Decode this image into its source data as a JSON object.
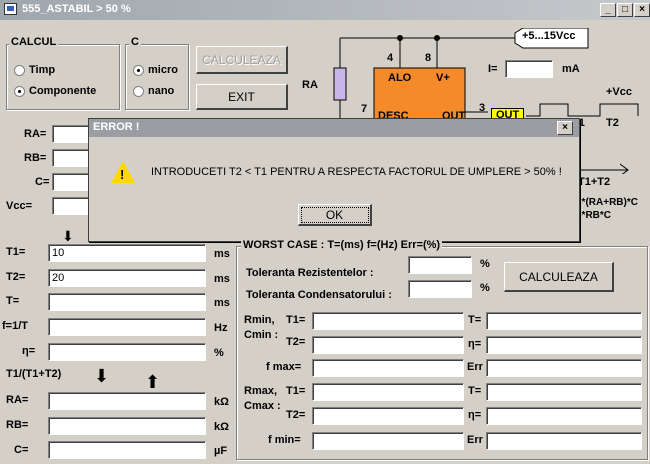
{
  "window": {
    "title": "555_ASTABIL > 50 %",
    "min_label": "_",
    "max_label": "□",
    "close_label": "×"
  },
  "calcul": {
    "title": "CALCUL",
    "opt1": "Timp",
    "opt2": "Componente"
  },
  "unit": {
    "title": "C",
    "opt1": "micro",
    "opt2": "nano"
  },
  "buttons": {
    "calc_top": "CALCULEAZA",
    "exit": "EXIT",
    "calc_right": "CALCULEAZA"
  },
  "circuit": {
    "supply": "+5...15Vcc",
    "pin4": "4",
    "pin8": "8",
    "alo": "ALO",
    "vplus": "V+",
    "ra": "RA",
    "i_label": "I=",
    "ma": "mA",
    "vcc": "+Vcc",
    "pin7": "7",
    "desc": "DESC",
    "out": "OUT",
    "pin3": "3",
    "out_tag": "OUT",
    "t1": "T1",
    "t2": "T2",
    "t1t2": "T1+T2",
    "f1": "3*(RA+RB)*C",
    "f2": "3*RB*C"
  },
  "left": {
    "ra": "RA=",
    "rb": "RB=",
    "c": "C=",
    "vcc": "Vcc=",
    "t1": "T1=",
    "t1_val": "10",
    "t1_unit": "ms",
    "t2": "T2=",
    "t2_val": "20",
    "t2_unit": "ms",
    "t": "T=",
    "t_unit": "ms",
    "f": "f=1/T",
    "f_unit": "Hz",
    "eta": "η=",
    "eta_unit": "%",
    "ratio": "T1/(T1+T2)",
    "ra2": "RA=",
    "ra2_unit": "kΩ",
    "rb2": "RB=",
    "rb2_unit": "kΩ",
    "c2": "C=",
    "c2_unit": "µF"
  },
  "worst": {
    "header": "WORST CASE :  T=(ms)  f=(Hz)  Err=(%)",
    "tol_r": "Toleranta Rezistentelor  :",
    "tol_c": "Toleranta Condensatorului :",
    "pct": "%",
    "rmin": "Rmin,",
    "cmin": "Cmin :",
    "t1": "T1=",
    "t2": "T2=",
    "t": "T=",
    "eta": "η=",
    "fmax": "f max=",
    "err": "Err",
    "rmax": "Rmax,",
    "cmax": "Cmax :",
    "fmin": "f min="
  },
  "dialog": {
    "title": "ERROR !",
    "close": "×",
    "message": "INTRODUCETI T2 < T1 PENTRU A RESPECTA FACTORUL DE UMPLERE > 50% !",
    "ok": "OK",
    "warn": "!"
  },
  "colors": {
    "chip": "#f48a2a",
    "resistor": "#c9b6e8",
    "out_tag": "#ffff00",
    "warning": "#ffd800"
  }
}
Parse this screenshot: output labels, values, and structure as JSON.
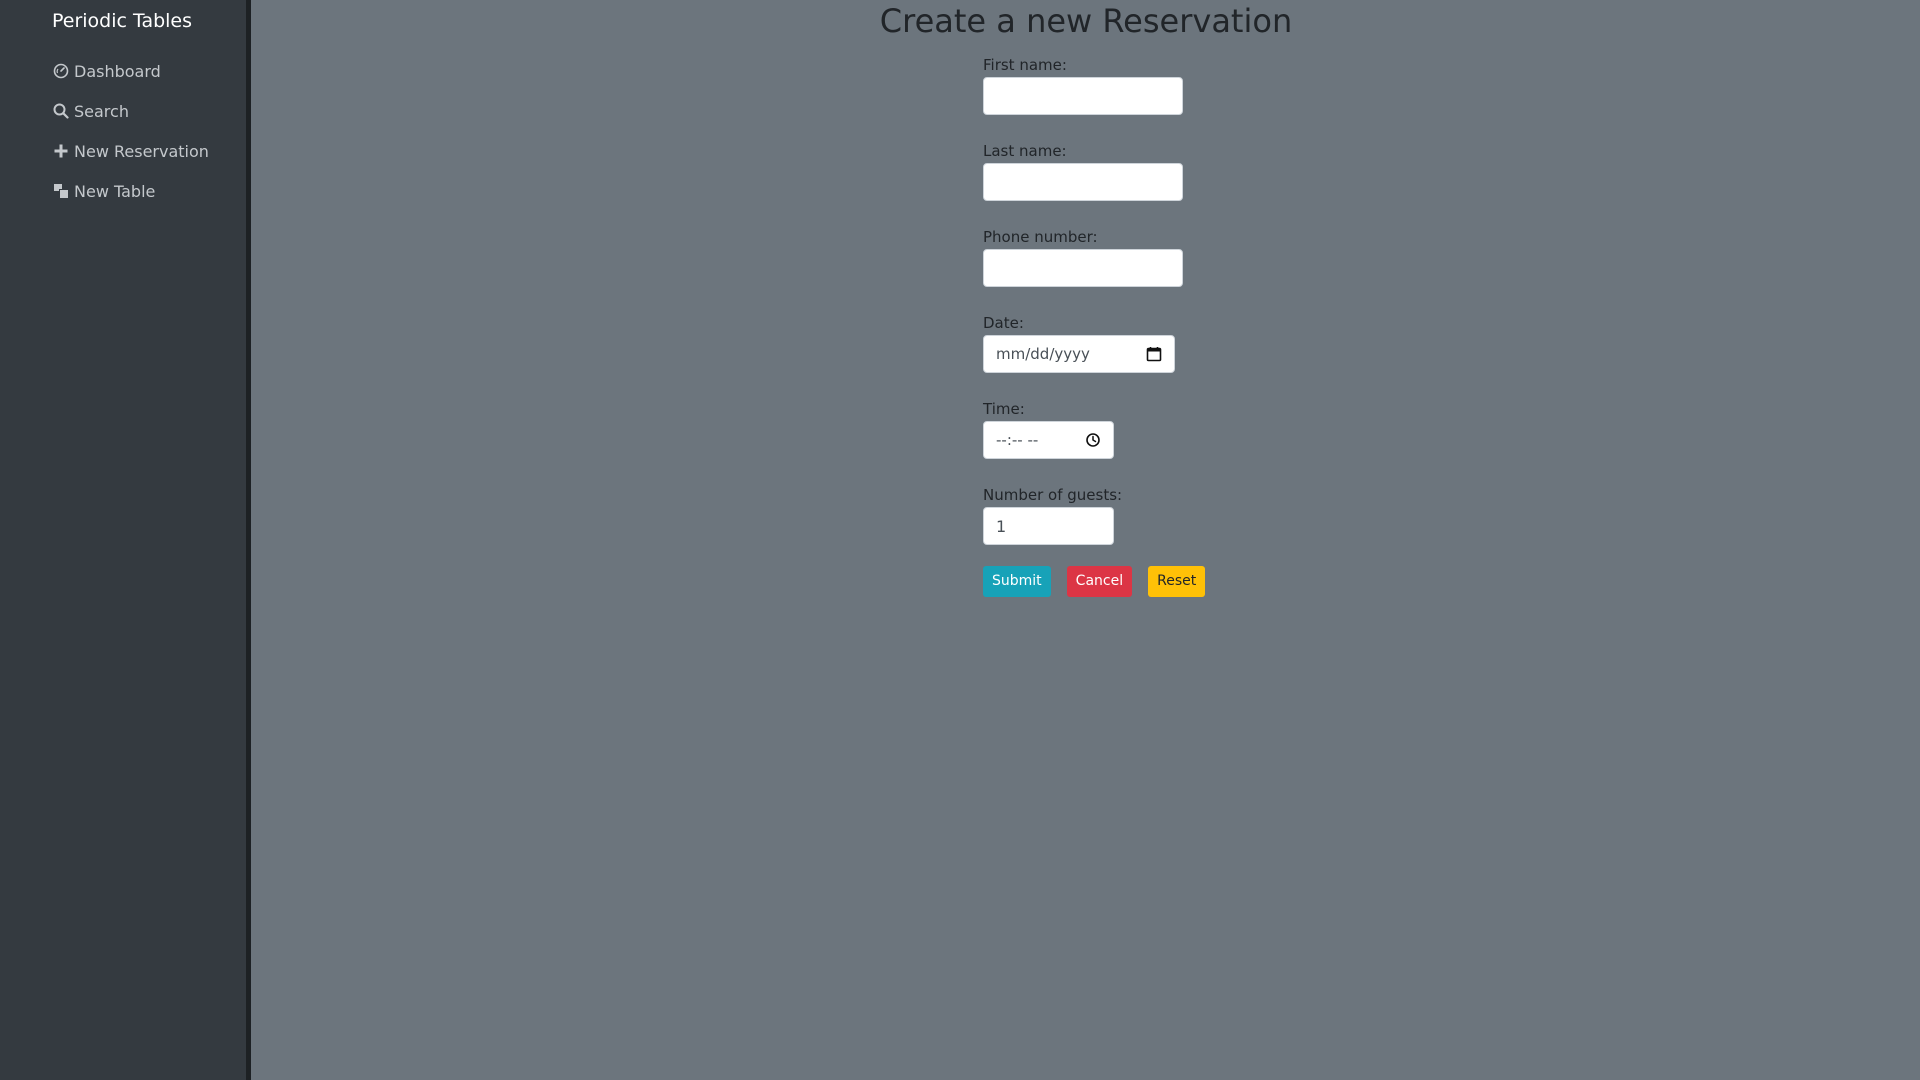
{
  "sidebar": {
    "brand": "Periodic Tables",
    "items": [
      {
        "label": "Dashboard",
        "icon": "dashboard-icon"
      },
      {
        "label": "Search",
        "icon": "search-icon"
      },
      {
        "label": "New Reservation",
        "icon": "plus-icon"
      },
      {
        "label": "New Table",
        "icon": "layers-icon"
      }
    ]
  },
  "main": {
    "title": "Create a new Reservation",
    "form": {
      "first_name_label": "First name:",
      "first_name_value": "",
      "last_name_label": "Last name:",
      "last_name_value": "",
      "phone_label": "Phone number:",
      "phone_value": "",
      "date_label": "Date:",
      "date_placeholder": "mm/dd/yyyy",
      "time_label": "Time:",
      "time_placeholder": "--:-- --",
      "guests_label": "Number of guests:",
      "guests_value": "1"
    },
    "buttons": {
      "submit": "Submit",
      "cancel": "Cancel",
      "reset": "Reset"
    }
  },
  "colors": {
    "sidebar_bg": "#343a40",
    "main_bg": "#6c757d",
    "submit": "#17a2b8",
    "cancel": "#dc3545",
    "reset": "#ffc107"
  }
}
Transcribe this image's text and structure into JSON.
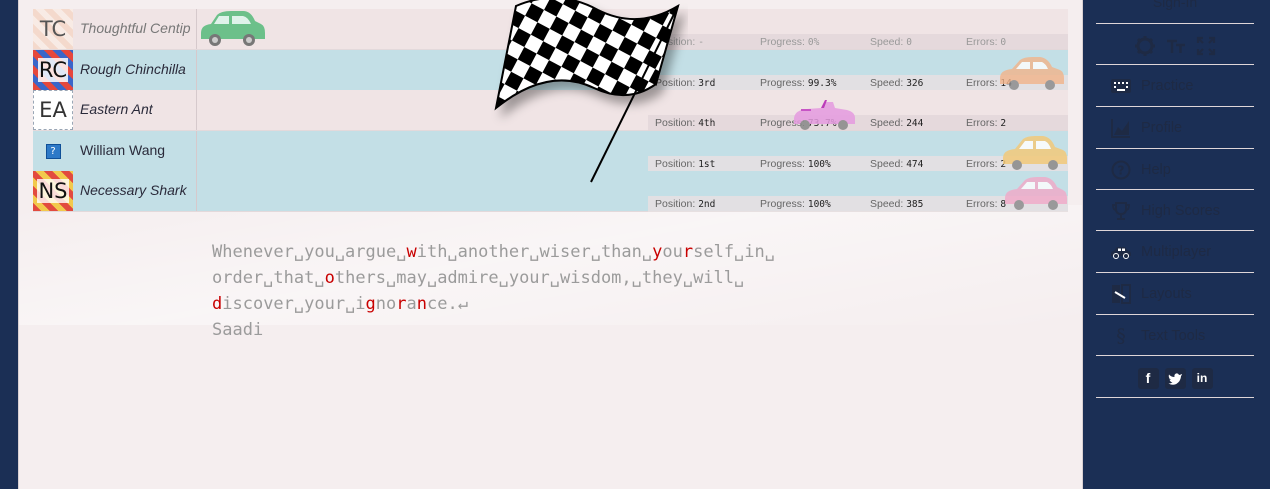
{
  "race": {
    "rows": [
      {
        "initials": "TC",
        "name": "Thoughtful Centip",
        "position": "-",
        "progress": "0%",
        "speed": "0",
        "errors": "0"
      },
      {
        "initials": "RC",
        "name": "Rough Chinchilla",
        "position": "3rd",
        "progress": "99.3%",
        "speed": "326",
        "errors": "14"
      },
      {
        "initials": "EA",
        "name": "Eastern Ant",
        "position": "4th",
        "progress": "73.7%",
        "speed": "244",
        "errors": "2"
      },
      {
        "initials": "?",
        "name": "William Wang",
        "position": "1st",
        "progress": "100%",
        "speed": "474",
        "errors": "2"
      },
      {
        "initials": "NS",
        "name": "Necessary Shark",
        "position": "2nd",
        "progress": "100%",
        "speed": "385",
        "errors": "8"
      }
    ],
    "labels": {
      "position": "Position:",
      "progress": "Progress:",
      "speed": "Speed:",
      "errors": "Errors:"
    }
  },
  "text": {
    "lines": [
      [
        {
          "t": "Whenever␣you␣argue␣"
        },
        {
          "t": "w",
          "e": true
        },
        {
          "t": "ith␣another␣wiser␣than␣"
        },
        {
          "t": "y",
          "e": true
        },
        {
          "t": "ou"
        },
        {
          "t": "r",
          "e": true
        },
        {
          "t": "self␣in␣"
        }
      ],
      [
        {
          "t": "order␣that␣"
        },
        {
          "t": "o",
          "e": true
        },
        {
          "t": "thers␣may␣admire␣your␣wisdom,␣they␣will␣"
        }
      ],
      [
        {
          "t": "d",
          "e": true
        },
        {
          "t": "iscover␣your␣i"
        },
        {
          "t": "g",
          "e": true
        },
        {
          "t": "no"
        },
        {
          "t": "r",
          "e": true
        },
        {
          "t": "a"
        },
        {
          "t": "n",
          "e": true
        },
        {
          "t": "ce.↵"
        }
      ],
      [
        {
          "t": "Saadi"
        }
      ]
    ]
  },
  "sidebar": {
    "sign_in": "Sign-In",
    "items": [
      {
        "label": "Practice",
        "icon": "keyboard-icon"
      },
      {
        "label": "Profile",
        "icon": "chart-icon"
      },
      {
        "label": "Help",
        "icon": "help-icon"
      },
      {
        "label": "High Scores",
        "icon": "trophy-icon"
      },
      {
        "label": "Multiplayer",
        "icon": "car-icon"
      },
      {
        "label": "Layouts",
        "icon": "layouts-icon"
      },
      {
        "label": "Text Tools",
        "icon": "section-icon"
      }
    ],
    "social": [
      "facebook-icon",
      "twitter-icon",
      "linkedin-icon"
    ]
  },
  "colors": {
    "accent": "#1e2a44",
    "error": "#c80000",
    "row_blue": "#c3dfe6",
    "row_pink": "#f0e4e5"
  }
}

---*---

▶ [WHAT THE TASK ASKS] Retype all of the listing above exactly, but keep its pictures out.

▶ [WRITTEN ANSWER]
Decode this image into its source data as a JSON object.
{
  "window": {
    "title": "555_ASTABIL > 50 %",
    "min_label": "_",
    "max_label": "□",
    "close_label": "×"
  },
  "calcul": {
    "title": "CALCUL",
    "opt1": "Timp",
    "opt2": "Componente"
  },
  "unit": {
    "title": "C",
    "opt1": "micro",
    "opt2": "nano"
  },
  "buttons": {
    "calc_top": "CALCULEAZA",
    "exit": "EXIT",
    "calc_right": "CALCULEAZA"
  },
  "circuit": {
    "supply": "+5...15Vcc",
    "pin4": "4",
    "pin8": "8",
    "alo": "ALO",
    "vplus": "V+",
    "ra": "RA",
    "i_label": "I=",
    "ma": "mA",
    "vcc": "+Vcc",
    "pin7": "7",
    "desc": "DESC",
    "out": "OUT",
    "pin3": "3",
    "out_tag": "OUT",
    "t1": "T1",
    "t2": "T2",
    "t1t2": "T1+T2",
    "f1": "3*(RA+RB)*C",
    "f2": "3*RB*C"
  },
  "left": {
    "ra": "RA=",
    "rb": "RB=",
    "c": "C=",
    "vcc": "Vcc=",
    "t1": "T1=",
    "t1_val": "10",
    "t1_unit": "ms",
    "t2": "T2=",
    "t2_val": "20",
    "t2_unit": "ms",
    "t": "T=",
    "t_unit": "ms",
    "f": "f=1/T",
    "f_unit": "Hz",
    "eta": "η=",
    "eta_unit": "%",
    "ratio": "T1/(T1+T2)",
    "ra2": "RA=",
    "ra2_unit": "kΩ",
    "rb2": "RB=",
    "rb2_unit": "kΩ",
    "c2": "C=",
    "c2_unit": "µF"
  },
  "worst": {
    "header": "WORST CASE :  T=(ms)  f=(Hz)  Err=(%)",
    "tol_r": "Toleranta Rezistentelor  :",
    "tol_c": "Toleranta Condensatorului :",
    "pct": "%",
    "rmin": "Rmin,",
    "cmin": "Cmin :",
    "t1": "T1=",
    "t2": "T2=",
    "t": "T=",
    "eta": "η=",
    "fmax": "f max=",
    "err": "Err",
    "rmax": "Rmax,",
    "cmax": "Cmax :",
    "fmin": "f min="
  },
  "dialog": {
    "title": "ERROR !",
    "close": "×",
    "message": "INTRODUCETI T2 < T1 PENTRU A RESPECTA FACTORUL DE UMPLERE > 50% !",
    "ok": "OK",
    "warn": "!"
  },
  "colors": {
    "chip": "#f48a2a",
    "resistor": "#c9b6e8",
    "out_tag": "#ffff00",
    "warning": "#ffd800"
  }
}
Parse this screenshot: output labels, values, and structure as JSON.
{
  "sidebar": {
    "brand": "Periodic Tables",
    "items": [
      {
        "label": "Dashboard",
        "icon": "dashboard-icon"
      },
      {
        "label": "Search",
        "icon": "search-icon"
      },
      {
        "label": "New Reservation",
        "icon": "plus-icon"
      },
      {
        "label": "New Table",
        "icon": "layers-icon"
      }
    ]
  },
  "main": {
    "title": "Create a new Reservation",
    "form": {
      "first_name_label": "First name:",
      "first_name_value": "",
      "last_name_label": "Last name:",
      "last_name_value": "",
      "phone_label": "Phone number:",
      "phone_value": "",
      "date_label": "Date:",
      "date_placeholder": "mm/dd/yyyy",
      "time_label": "Time:",
      "time_placeholder": "--:-- --",
      "guests_label": "Number of guests:",
      "guests_value": "1"
    },
    "buttons": {
      "submit": "Submit",
      "cancel": "Cancel",
      "reset": "Reset"
    }
  },
  "colors": {
    "sidebar_bg": "#343a40",
    "main_bg": "#6c757d",
    "submit": "#17a2b8",
    "cancel": "#dc3545",
    "reset": "#ffc107"
  }
}
Transcribe this image's text and structure into JSON.
{
  "race": {
    "rows": [
      {
        "initials": "TC",
        "name": "Thoughtful Centip",
        "position": "-",
        "progress": "0%",
        "speed": "0",
        "errors": "0"
      },
      {
        "initials": "RC",
        "name": "Rough Chinchilla",
        "position": "3rd",
        "progress": "99.3%",
        "speed": "326",
        "errors": "14"
      },
      {
        "initials": "EA",
        "name": "Eastern Ant",
        "position": "4th",
        "progress": "73.7%",
        "speed": "244",
        "errors": "2"
      },
      {
        "initials": "?",
        "name": "William Wang",
        "position": "1st",
        "progress": "100%",
        "speed": "474",
        "errors": "2"
      },
      {
        "initials": "NS",
        "name": "Necessary Shark",
        "position": "2nd",
        "progress": "100%",
        "speed": "385",
        "errors": "8"
      }
    ],
    "labels": {
      "position": "Position:",
      "progress": "Progress:",
      "speed": "Speed:",
      "errors": "Errors:"
    }
  },
  "text": {
    "lines": [
      [
        {
          "t": "Whenever␣you␣argue␣"
        },
        {
          "t": "w",
          "e": true
        },
        {
          "t": "ith␣another␣wiser␣than␣"
        },
        {
          "t": "y",
          "e": true
        },
        {
          "t": "ou"
        },
        {
          "t": "r",
          "e": true
        },
        {
          "t": "self␣in␣"
        }
      ],
      [
        {
          "t": "order␣that␣"
        },
        {
          "t": "o",
          "e": true
        },
        {
          "t": "thers␣may␣admire␣your␣wisdom,␣they␣will␣"
        }
      ],
      [
        {
          "t": "d",
          "e": true
        },
        {
          "t": "iscover␣your␣i"
        },
        {
          "t": "g",
          "e": true
        },
        {
          "t": "no"
        },
        {
          "t": "r",
          "e": true
        },
        {
          "t": "a"
        },
        {
          "t": "n",
          "e": true
        },
        {
          "t": "ce.↵"
        }
      ],
      [
        {
          "t": "Saadi"
        }
      ]
    ]
  },
  "sidebar": {
    "sign_in": "Sign-In",
    "items": [
      {
        "label": "Practice",
        "icon": "keyboard-icon"
      },
      {
        "label": "Profile",
        "icon": "chart-icon"
      },
      {
        "label": "Help",
        "icon": "help-icon"
      },
      {
        "label": "High Scores",
        "icon": "trophy-icon"
      },
      {
        "label": "Multiplayer",
        "icon": "car-icon"
      },
      {
        "label": "Layouts",
        "icon": "layouts-icon"
      },
      {
        "label": "Text Tools",
        "icon": "section-icon"
      }
    ],
    "social": [
      "facebook-icon",
      "twitter-icon",
      "linkedin-icon"
    ]
  },
  "colors": {
    "accent": "#1e2a44",
    "error": "#c80000",
    "row_blue": "#c3dfe6",
    "row_pink": "#f0e4e5"
  }
}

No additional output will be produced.